Here in Maine, our spring bird migration seemed to have been rather slow over the past week, perhaps stalled because of weather systems to our south that effectively blocked large numbers from making their way north to our area. But the roadblock seemed to break a few days ago, and suddenly thousands of birds made their appearance. Hundreds of yellow-rumped warblers were moving through the treetops in the forests of the Dresden Bog (officially, the Erle R. Kelley Wildlife Management Area) and others reported similar large numbers of white-throated sparrows in places along the coast. Also swept in to Maine by this massive movement of birds where many first-of-the-year sightings including for us, black-and-white and black-throated green warblers, as well as northern parulas, ovenbirds, blue-headed vireos, even some chimney swifts chattering overhead as we walked the neighborhood. Brother Andrew down on the coast texted us of his first rose-breasted grosbeaks and gray catbirds, too.
May you all be enjoying these newly arrived birds as much as we are, and please continue to stay safe and healthy.
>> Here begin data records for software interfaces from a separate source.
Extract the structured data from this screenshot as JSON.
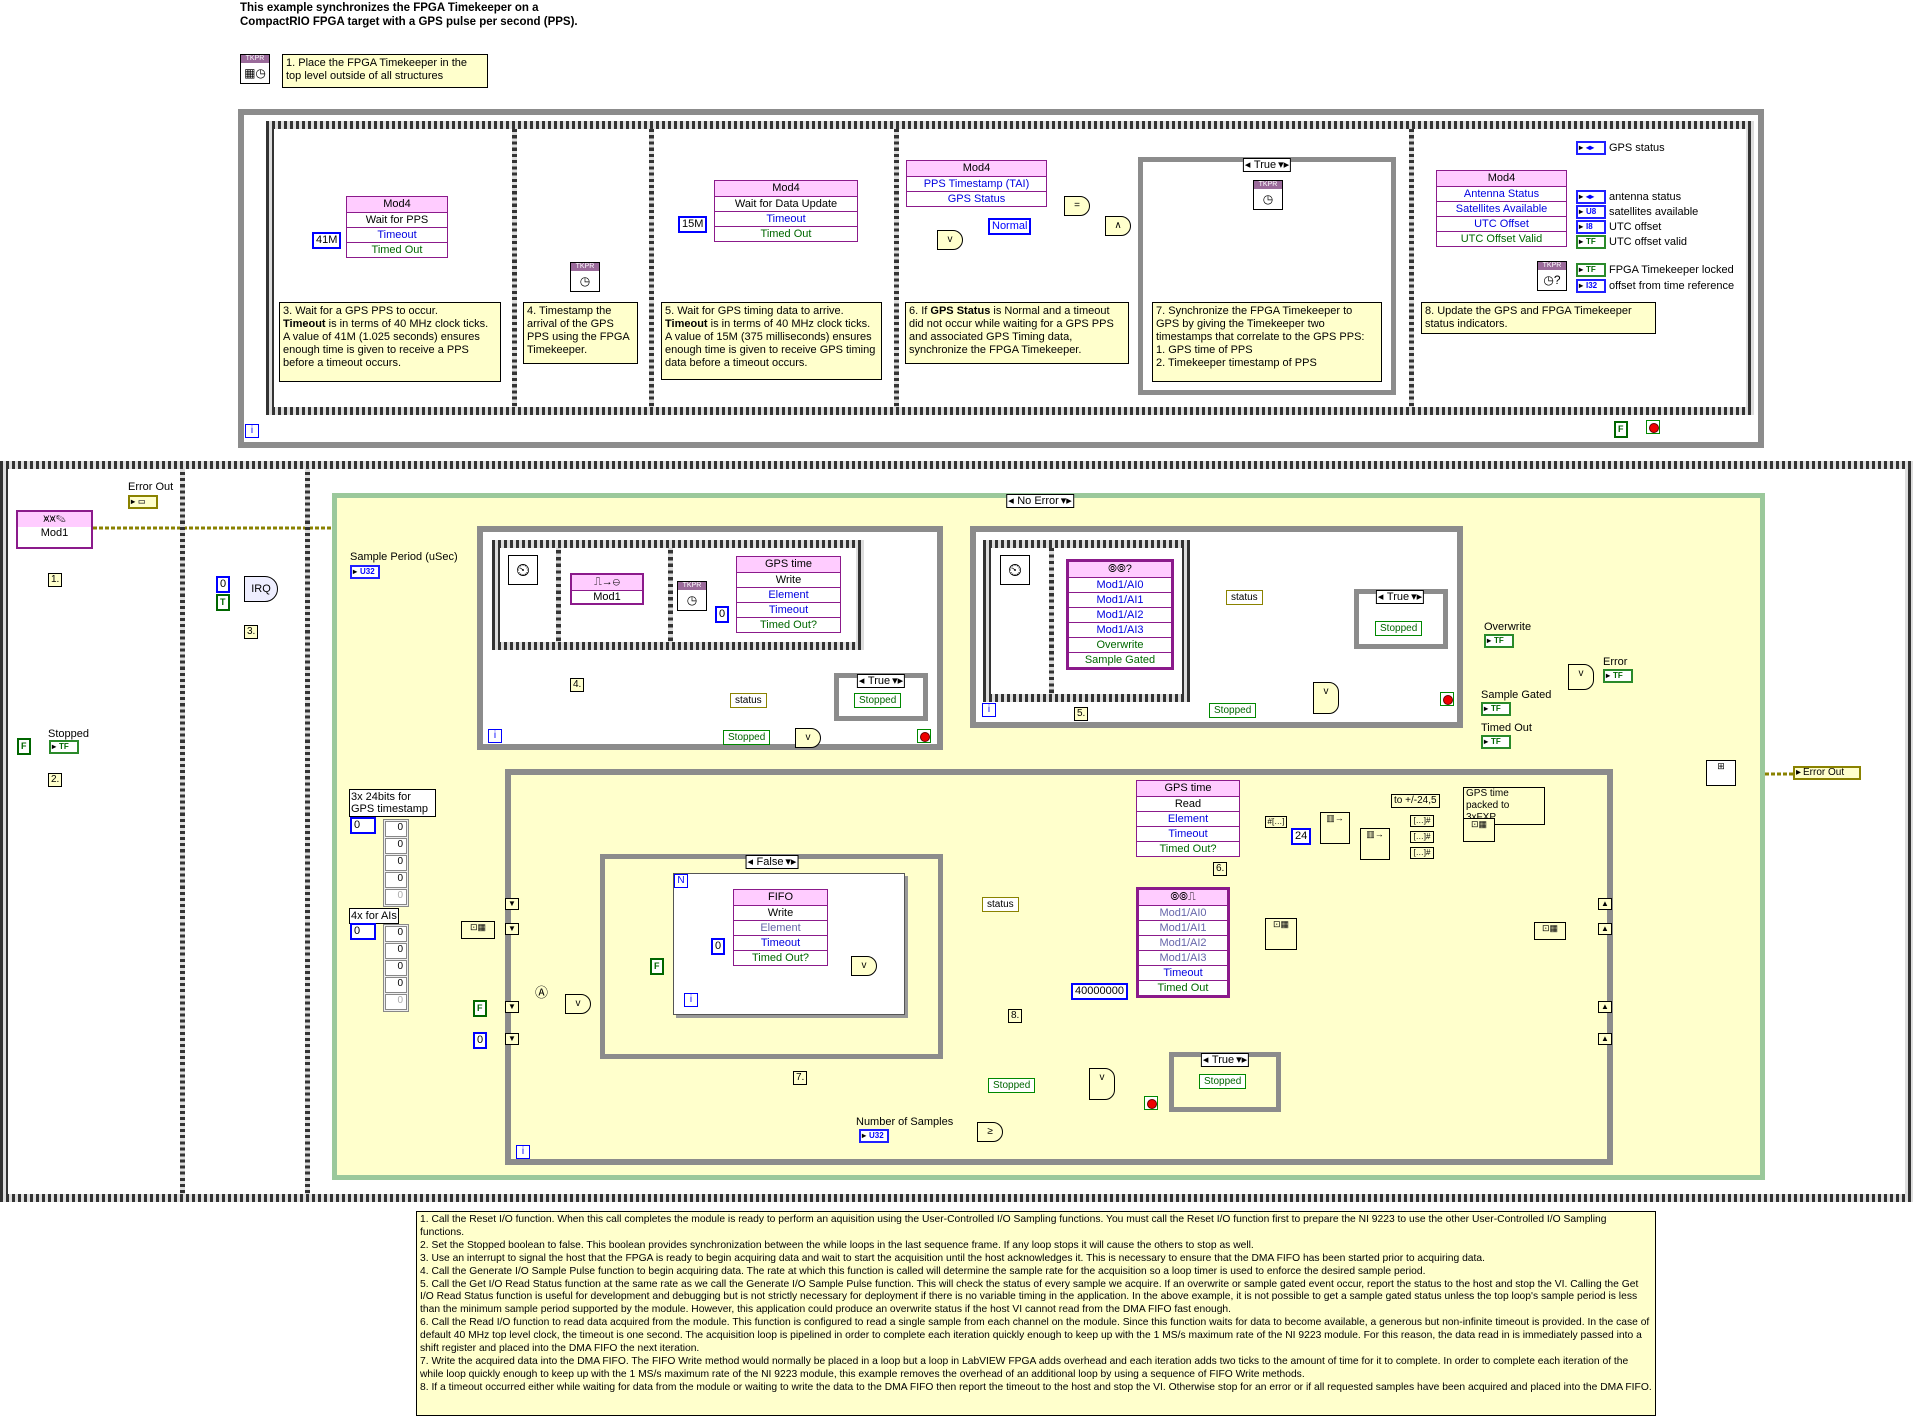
{
  "header": {
    "title_line1": "This example synchronizes the FPGA Timekeeper on a",
    "title_line2": "CompactRIO FPGA target with a GPS pulse per second (PPS)."
  },
  "tkpr_label": "TKPR",
  "step1_note": "1. Place the FPGA Timekeeper in the top level outside of all structures",
  "top_loop": {
    "notes": {
      "s3": {
        "a": "3. Wait for a GPS PPS to occur.",
        "b": "Timeout",
        "c": " is in terms of 40 MHz clock ticks. A value of 41M (1.025 seconds) ensures enough time is given to receive a PPS before a timeout occurs."
      },
      "s4": "4. Timestamp the arrival of the GPS PPS using the FPGA Timekeeper.",
      "s5": {
        "a": "5. Wait for GPS timing data to arrive.",
        "b": "Timeout",
        "c": " is in terms of 40 MHz clock ticks. A value of 15M (375 milliseconds) ensures enough time is given to receive GPS timing data before a timeout occurs."
      },
      "s6": {
        "a": "6. If ",
        "b": "GPS Status",
        "c": " is Normal and a timeout did not occur while waiting for a GPS PPS and associated GPS Timing data, synchronize the FPGA Timekeeper."
      },
      "s7": "7. Synchronize the FPGA Timekeeper to GPS by giving the Timekeeper two timestamps that correlate to the GPS PPS:\n1. GPS time of PPS\n2. Timekeeper timestamp of PPS",
      "s8": "8. Update the GPS and FPGA Timekeeper status indicators."
    },
    "wait_pps": {
      "module": "Mod4",
      "method": "Wait for PPS",
      "in": "Timeout",
      "out": "Timed Out",
      "timeout_const": "41M"
    },
    "wait_data": {
      "module": "Mod4",
      "method": "Wait for Data Update",
      "in": "Timeout",
      "out": "Timed Out",
      "timeout_const": "15M"
    },
    "props": {
      "module": "Mod4",
      "p1": "PPS Timestamp (TAI)",
      "p2": "GPS Status"
    },
    "normal_const": "Normal",
    "case_selector": "True",
    "status_props": {
      "module": "Mod4",
      "p1": "Antenna Status",
      "p2": "Satellites Available",
      "p3": "UTC Offset",
      "p4": "UTC Offset Valid"
    },
    "indicators": [
      {
        "type": "enum",
        "label": "GPS status"
      },
      {
        "type": "enum",
        "label": "antenna status"
      },
      {
        "type": "U8",
        "label": "satellites available"
      },
      {
        "type": "I8",
        "label": "UTC offset"
      },
      {
        "type": "TF",
        "label": "UTC offset valid"
      },
      {
        "type": "TF",
        "label": "FPGA Timekeeper locked"
      },
      {
        "type": "I32",
        "label": "offset from time reference"
      }
    ],
    "iter": "i",
    "stop_const": "F"
  },
  "frame1": {
    "reset_module": "Mod1",
    "error_out_label": "Error Out",
    "step": "1.",
    "stopped_label": "Stopped",
    "stopped_const": "F",
    "tf": "TF",
    "step2": "2."
  },
  "frame2": {
    "irq_const": "0",
    "wait_const": "T",
    "irq": "IRQ",
    "step": "3."
  },
  "frame3": {
    "case_selector": "No Error",
    "sample_period_label": "Sample Period (uSec)",
    "u32": "U32",
    "timing_loop": {
      "gen_module": "Mod1",
      "fifo": "GPS time",
      "method": "Write",
      "element": "Element",
      "timeout": "Timeout",
      "timed_out": "Timed Out?",
      "timeout_const": "0",
      "step": "4.",
      "status": "status",
      "stopped": "Stopped",
      "case_selector": "True",
      "iter": "i"
    },
    "status_loop": {
      "rows": [
        "Mod1/AI0",
        "Mod1/AI1",
        "Mod1/AI2",
        "Mod1/AI3"
      ],
      "overwrite": "Overwrite",
      "sample_gated": "Sample Gated",
      "status": "status",
      "case_selector": "True",
      "stopped": "Stopped",
      "step": "5.",
      "iter": "i"
    },
    "outputs": {
      "overwrite": "Overwrite",
      "error": "Error",
      "sample_gated": "Sample Gated",
      "timed_out": "Timed Out",
      "error_out": "Error Out",
      "tf": "TF"
    },
    "acq_loop": {
      "gps_array_label": "3x 24bits for GPS timestamp",
      "gps_index": "0",
      "gps_values": [
        "0",
        "0",
        "0",
        "0",
        "0"
      ],
      "ai_array_label": "4x for AIs",
      "ai_index": "0",
      "ai_values": [
        "0",
        "0",
        "0",
        "0",
        "0"
      ],
      "false_const": "F",
      "zero_const": "0",
      "inner_case": "False",
      "n": "N",
      "fifo": {
        "name": "FIFO",
        "method": "Write",
        "element": "Element",
        "timeout": "Timeout",
        "timed_out": "Timed Out?",
        "timeout_const": "0",
        "false_const": "F"
      },
      "step7": "7.",
      "step8": "8.",
      "status": "status",
      "gps_read": {
        "fifo": "GPS time",
        "method": "Read",
        "element": "Element",
        "timeout": "Timeout",
        "timed_out": "Timed Out?"
      },
      "step6": "6.",
      "read_io": {
        "rows": [
          "Mod1/AI0",
          "Mod1/AI1",
          "Mod1/AI2",
          "Mod1/AI3"
        ],
        "timeout": "Timeout",
        "timed_out": "Timed Out"
      },
      "timeout_const": "40000000",
      "shift_const": "24",
      "label_fxp": "to +/-24,5",
      "label_packed": "GPS time packed to 3xFXP",
      "stopped": "Stopped",
      "case_selector": "True",
      "num_samples_label": "Number of Samples",
      "u32": "U32",
      "iter": "i"
    }
  },
  "comment": [
    "1.  Call the Reset I/O function.  When this call completes the module is ready to perform an aquisition using the User-Controlled I/O Sampling functions.  You must call the Reset I/O function first to prepare the NI 9223 to use the other User-Controlled I/O Sampling functions.",
    "2.  Set the Stopped boolean to false.  This boolean provides synchronization between the while loops in the last sequence frame.  If any loop stops it will cause the others to stop as well.",
    "3.  Use an interrupt to signal the host that the FPGA is ready to begin acquiring data and wait to start the acquisition until the host acknowledges it.  This is necessary to ensure that the DMA FIFO has been started prior to acquiring data.",
    "4.  Call the Generate I/O Sample Pulse function to begin acquiring data.  The rate at which this function is called will determine the sample rate for the acquisition so a loop timer is used to enforce the desired sample period.",
    "5.  Call the Get I/O Read Status function at the same rate as we call the Generate I/O Sample Pulse function.  This will check the status of every sample we acquire.  If an overwrite or sample gated event occur, report the status to the host and stop the VI.  Calling the Get I/O Read Status function is useful for development and debugging but is not strictly necessary for deployment if there is no variable timing in the application.  In the above example, it is not possible to get a sample gated status unless the top loop's sample period is less than the minimum sample period supported by the module.  However, this application could produce an overwrite status if the host VI cannot read from the DMA FIFO fast enough.",
    "6.  Call the Read I/O function to read data acquired from the module.  This function is configured to read a single sample from each channel on the module.  Since this function waits for data to become available, a generous but non-infinite timeout is provided.  In the case of default 40 MHz top level clock, the timeout is one second.  The acquisition loop is pipelined in order to complete each iteration quickly enough to keep up with the 1 MS/s maximum rate of the NI 9223 module.  For this reason, the data read in is immediately passed into a shift register and placed into the DMA FIFO the next iteration.",
    "7.  Write the acquired data into the DMA FIFO.  The FIFO Write method would normally be placed in a loop but a loop in LabVIEW FPGA adds overhead and each iteration adds two ticks to the amount of time for it to complete.  In order to complete each iteration of the while loop quickly enough to keep up with the 1 MS/s maximum rate of the NI 9223 module, this example removes the overhead of an additional loop by using a sequence of FIFO Write methods.",
    "8.  If a timeout occurred either while waiting for data from the module or waiting to write the data to the DMA FIFO then report the timeout to the host and stop the VI.  Otherwise stop for an error or if all requested samples have been acquired and placed into the DMA FIFO."
  ],
  "colors": {
    "node_border": "#8b1a8b",
    "node_header": "#ffccff",
    "comment_bg": "#ffffcc",
    "int_wire": "#0000ff",
    "bool_wire": "#006600",
    "error_wire": "#8a8200",
    "array_wire": "#6b6ba8",
    "loop_border": "#8c8c8c"
  },
  "icons": [
    "tkpr-timekeeper-icon",
    "loop-timer-icon",
    "stop-icon",
    "iteration-icon",
    "irq-icon",
    "or-gate-icon",
    "and-gate-icon",
    "equal-icon",
    "build-array-icon",
    "shift-register-icon"
  ]
}
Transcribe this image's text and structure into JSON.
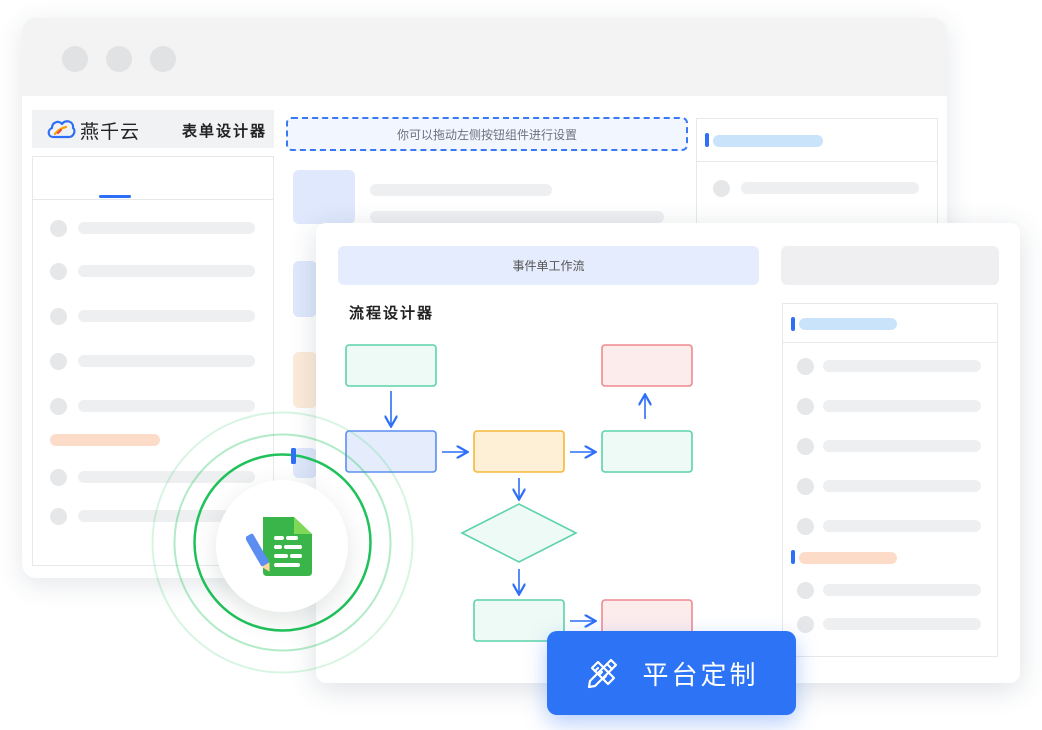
{
  "app": {
    "brand": "燕千云",
    "title": "表单设计器"
  },
  "form_designer": {
    "hint": "你可以拖动左侧按钮组件进行设置"
  },
  "workflow_window": {
    "bar_label": "事件单工作流",
    "section_title": "流程设计器"
  },
  "cta": {
    "label": "平台定制"
  },
  "icons": {
    "logo": "cloud-logo-icon",
    "form": "form-document-icon",
    "customize": "pencil-ruler-icon"
  },
  "colors": {
    "accent": "#2d73f5",
    "node_green": "#5cd3a8",
    "node_blue": "#5b8ef0",
    "node_yellow": "#f5b83a",
    "node_red": "#ef8a8e",
    "ring_green": "#22c55e",
    "placeholder_orange": "#fcdcc9",
    "placeholder_blue": "#c9e3fb"
  }
}
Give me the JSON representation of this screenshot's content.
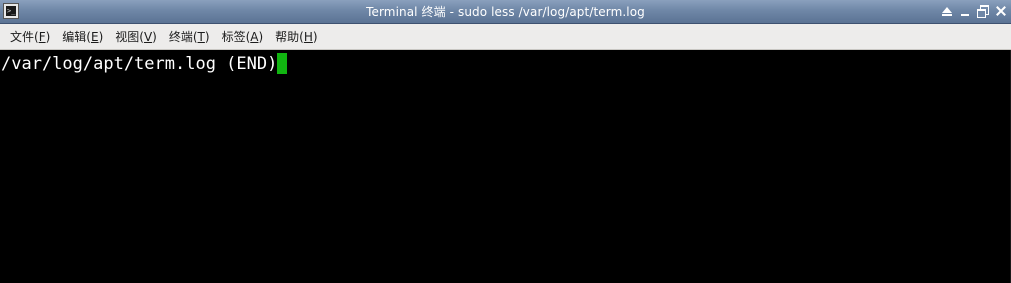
{
  "window": {
    "title": "Terminal 终端 - sudo less /var/log/apt/term.log",
    "app_icon": "terminal-icon",
    "app_icon_glyph": ">_",
    "controls": [
      "shade-icon",
      "minimize-icon",
      "maximize-icon",
      "close-icon"
    ]
  },
  "menubar": {
    "items": [
      {
        "label": "文件(",
        "mnemonic": "F",
        "close": ")"
      },
      {
        "label": "编辑(",
        "mnemonic": "E",
        "close": ")"
      },
      {
        "label": "视图(",
        "mnemonic": "V",
        "close": ")"
      },
      {
        "label": "终端(",
        "mnemonic": "T",
        "close": ")"
      },
      {
        "label": "标签(",
        "mnemonic": "A",
        "close": ")"
      },
      {
        "label": "帮助(",
        "mnemonic": "H",
        "close": ")"
      }
    ]
  },
  "terminal": {
    "status_line": "/var/log/apt/term.log (END)",
    "cursor_color": "#11b511",
    "background": "#000000",
    "foreground": "#ffffff"
  }
}
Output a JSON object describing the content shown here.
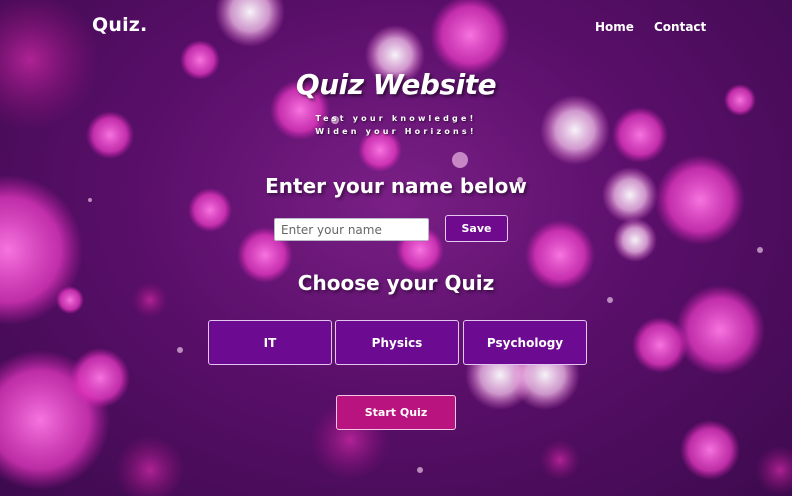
{
  "navbar": {
    "brand": "Quiz.",
    "links": [
      "Home",
      "Contact"
    ]
  },
  "hero": {
    "title": "Quiz Website",
    "subtitle_line1": "Test your knowledge!",
    "subtitle_line2": "Widen your Horizons!"
  },
  "name_section": {
    "heading": "Enter your name below",
    "input_placeholder": "Enter your name",
    "input_value": "",
    "save_label": "Save"
  },
  "quiz_section": {
    "heading": "Choose your Quiz",
    "options": [
      "IT",
      "Physics",
      "Psychology"
    ],
    "start_label": "Start Quiz"
  },
  "colors": {
    "background": "#5a0f6a",
    "option_button": "#6c0a92",
    "start_button": "#b8137f",
    "bokeh": "#ff3fcf"
  }
}
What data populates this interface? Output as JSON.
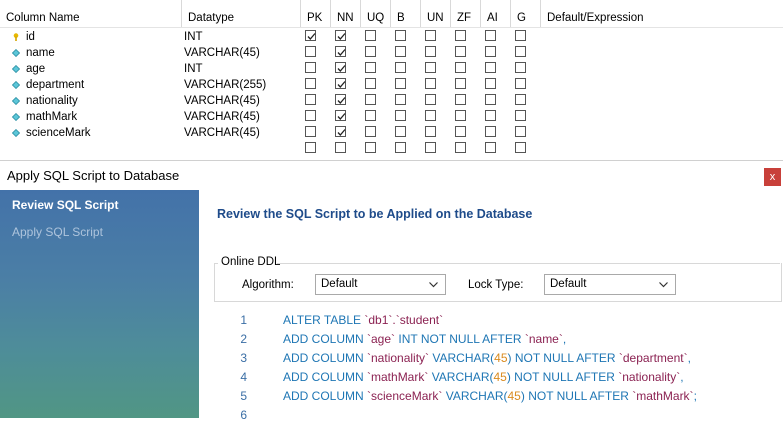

Jeffrey V. Wells, Ph.D., is a Fellow of the Cornell Lab of Ornithology and Vice President of Boreal Conservation for the National Audubon Society. Dr. Wells is one of the nation's leading bird experts and conservation biologists and author of “Birder’s Conservation Handbook”. His grandfather, the late John Chase, was a columnist for the Boothbay Register for many years. Allison Childs Wells, formerly of the Cornell Lab of Ornithology, is a senior director at the Natural Resources Council of Maine, a nonprofit membership organization working statewide to protect the nature of Maine. Both are widely published natural history writers and are the authors of the book, “Maine’s Favorite Birds” and “Birds of Aruba, Bonaire, and Curaçao: A Site and Field Guide” from Cornell Press.